Element data from apps and pages:
◆ ◆ ◆ ◆ ◆

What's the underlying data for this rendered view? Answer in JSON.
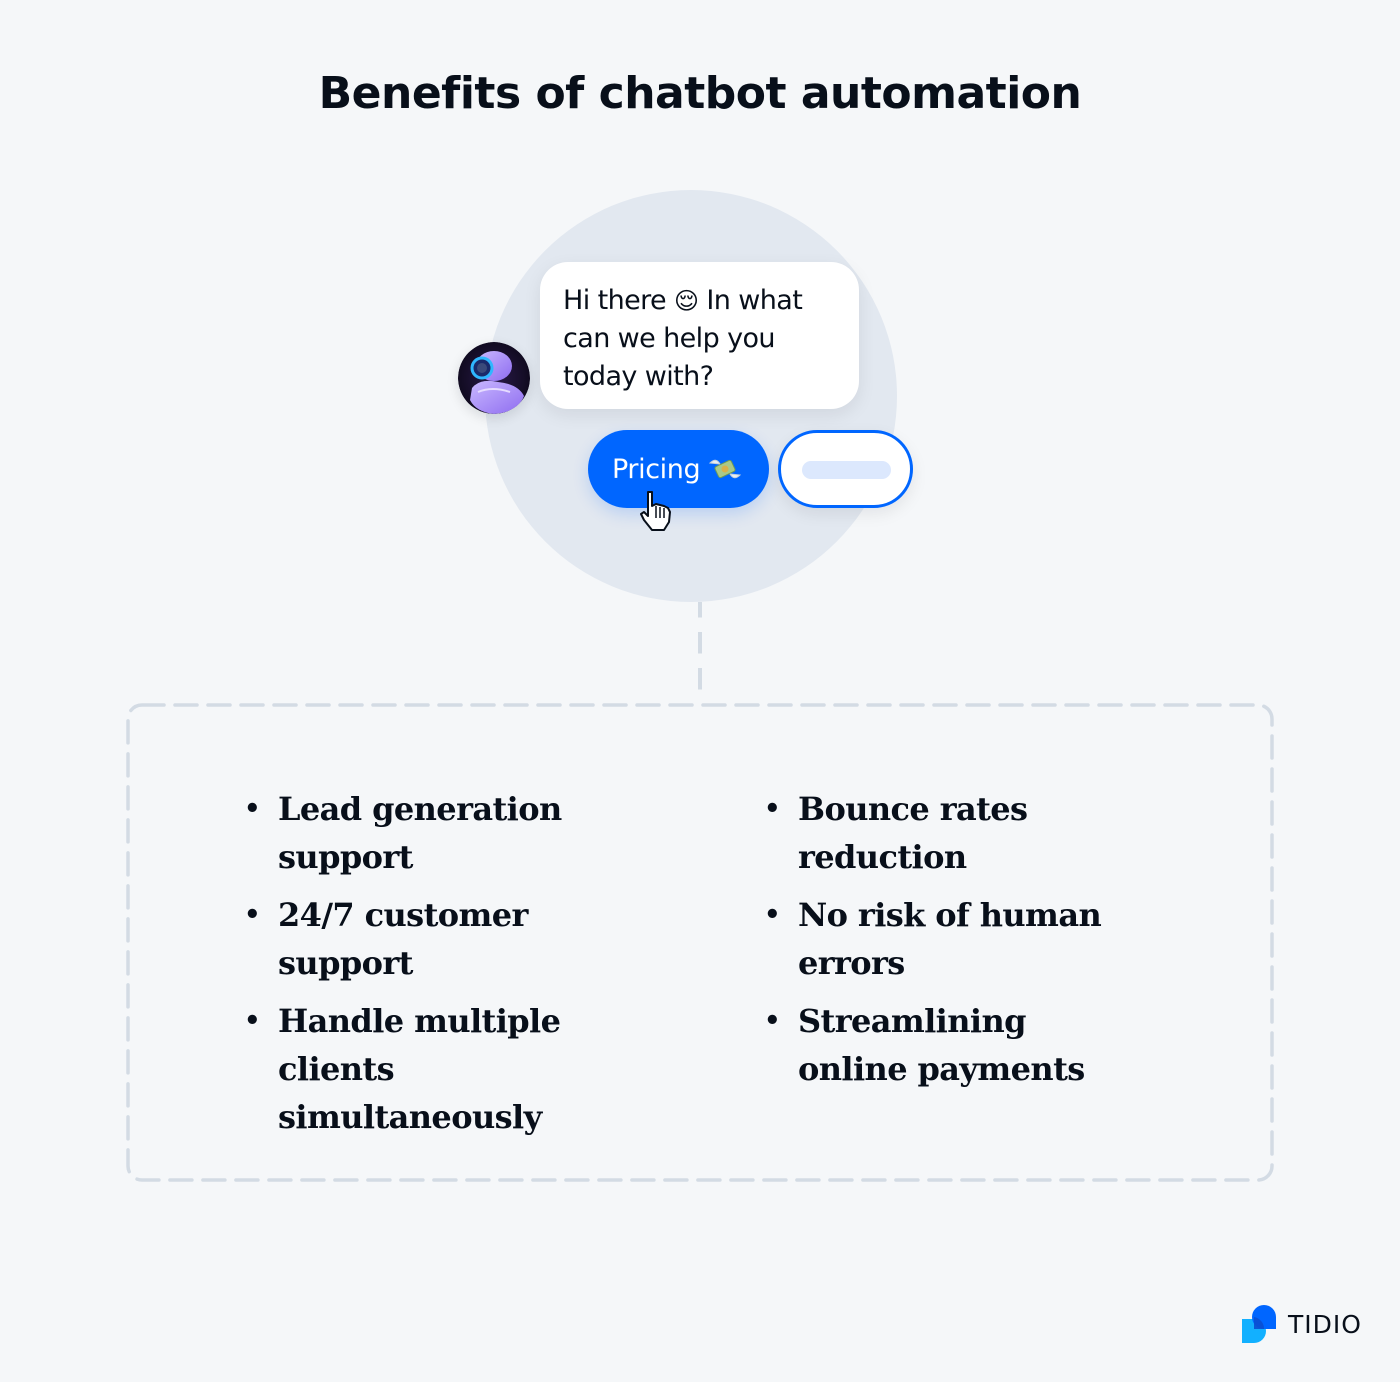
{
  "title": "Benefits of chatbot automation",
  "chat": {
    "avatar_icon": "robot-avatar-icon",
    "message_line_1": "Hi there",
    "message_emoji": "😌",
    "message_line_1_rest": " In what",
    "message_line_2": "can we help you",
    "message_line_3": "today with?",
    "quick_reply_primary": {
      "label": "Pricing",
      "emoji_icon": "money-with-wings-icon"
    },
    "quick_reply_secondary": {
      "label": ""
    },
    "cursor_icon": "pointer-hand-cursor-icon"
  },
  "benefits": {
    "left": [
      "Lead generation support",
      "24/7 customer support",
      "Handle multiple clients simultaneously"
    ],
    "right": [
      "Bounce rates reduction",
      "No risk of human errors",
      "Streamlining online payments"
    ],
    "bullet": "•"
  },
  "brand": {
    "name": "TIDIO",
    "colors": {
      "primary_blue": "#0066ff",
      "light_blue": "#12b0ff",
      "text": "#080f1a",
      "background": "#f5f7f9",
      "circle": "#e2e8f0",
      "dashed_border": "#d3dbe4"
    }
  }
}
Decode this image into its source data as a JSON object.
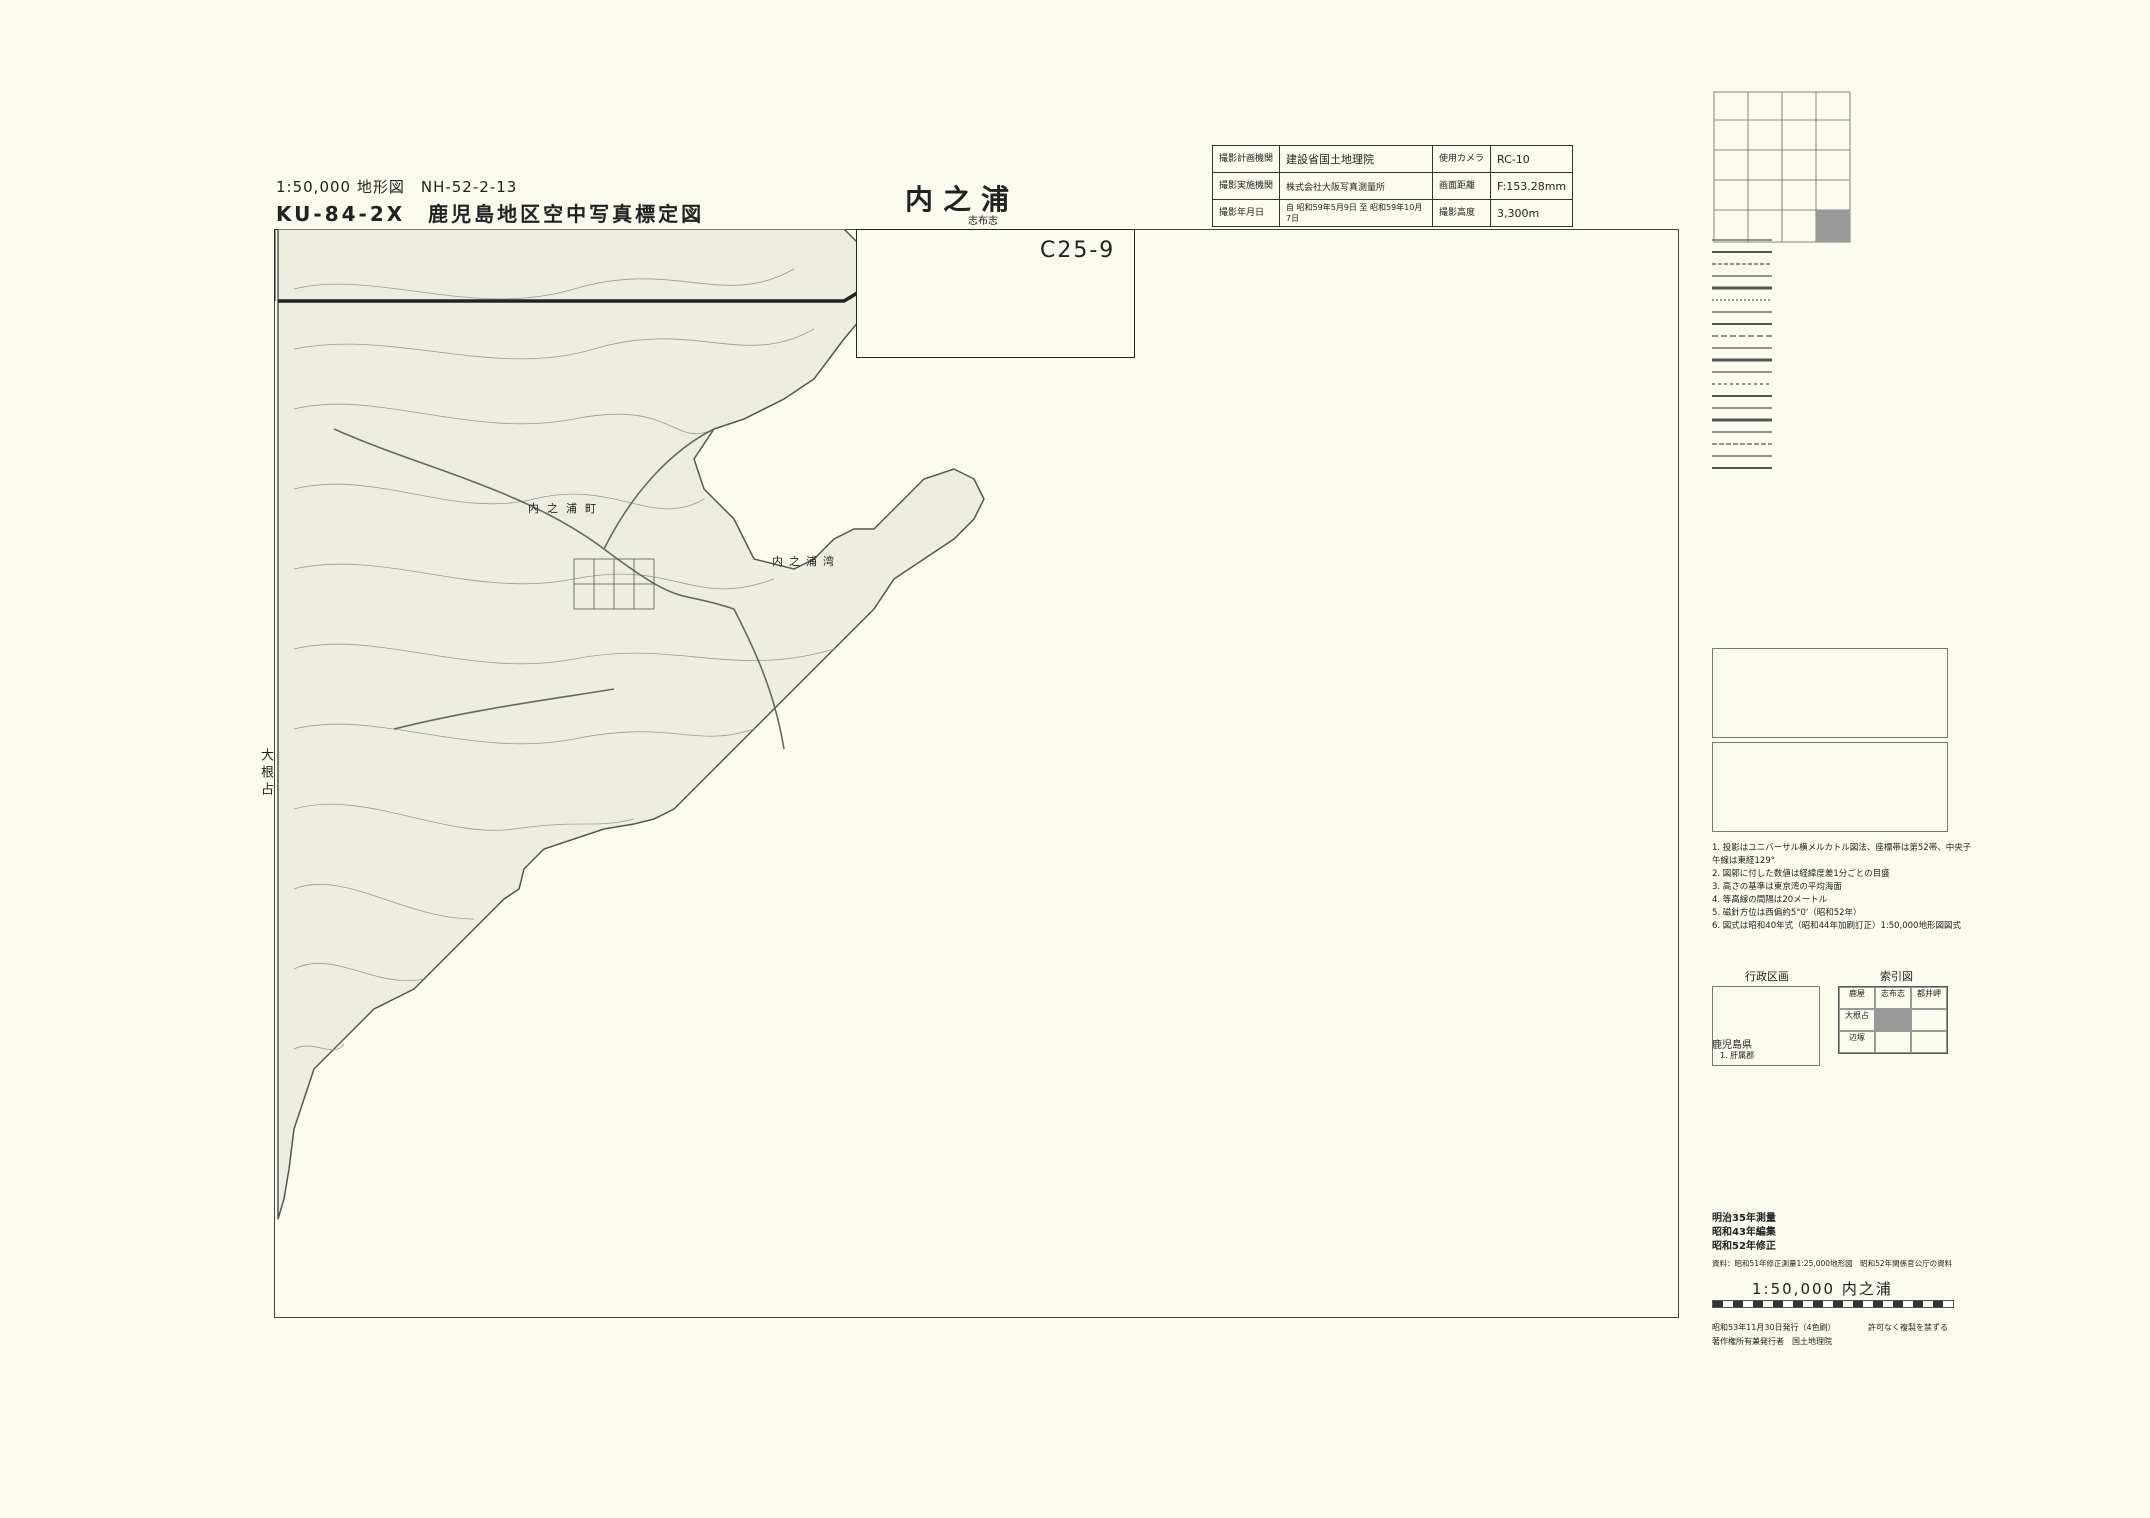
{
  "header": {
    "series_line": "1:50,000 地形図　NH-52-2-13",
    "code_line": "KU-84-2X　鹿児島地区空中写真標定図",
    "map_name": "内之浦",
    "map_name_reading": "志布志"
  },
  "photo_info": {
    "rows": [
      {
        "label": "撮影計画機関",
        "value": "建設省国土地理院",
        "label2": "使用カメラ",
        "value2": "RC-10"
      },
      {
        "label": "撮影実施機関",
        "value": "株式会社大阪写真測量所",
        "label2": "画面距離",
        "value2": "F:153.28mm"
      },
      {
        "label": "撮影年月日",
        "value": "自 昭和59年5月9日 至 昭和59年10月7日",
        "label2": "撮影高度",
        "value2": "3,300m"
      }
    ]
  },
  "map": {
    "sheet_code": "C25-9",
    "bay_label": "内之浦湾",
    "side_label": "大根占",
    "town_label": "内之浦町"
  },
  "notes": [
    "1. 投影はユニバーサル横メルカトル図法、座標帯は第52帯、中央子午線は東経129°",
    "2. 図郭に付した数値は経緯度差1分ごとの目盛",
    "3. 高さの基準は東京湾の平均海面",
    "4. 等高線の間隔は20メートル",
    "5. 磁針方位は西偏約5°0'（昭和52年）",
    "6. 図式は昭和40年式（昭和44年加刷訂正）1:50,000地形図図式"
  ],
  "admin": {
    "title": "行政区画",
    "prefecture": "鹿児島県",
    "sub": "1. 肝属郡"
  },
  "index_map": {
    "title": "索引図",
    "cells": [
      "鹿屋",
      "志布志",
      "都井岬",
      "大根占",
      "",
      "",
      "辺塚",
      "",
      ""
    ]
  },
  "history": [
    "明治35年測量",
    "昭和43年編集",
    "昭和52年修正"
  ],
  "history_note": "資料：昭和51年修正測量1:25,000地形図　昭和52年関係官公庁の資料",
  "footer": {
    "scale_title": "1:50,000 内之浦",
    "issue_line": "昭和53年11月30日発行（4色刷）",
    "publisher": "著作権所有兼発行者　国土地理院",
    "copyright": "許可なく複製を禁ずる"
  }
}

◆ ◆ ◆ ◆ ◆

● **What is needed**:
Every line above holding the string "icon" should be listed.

● **Written response**:
    "avatar_icon": "robot-avatar-icon",
      "emoji_icon": "money-with-wings-icon"
    "cursor_icon": "pointer-hand-cursor-icon"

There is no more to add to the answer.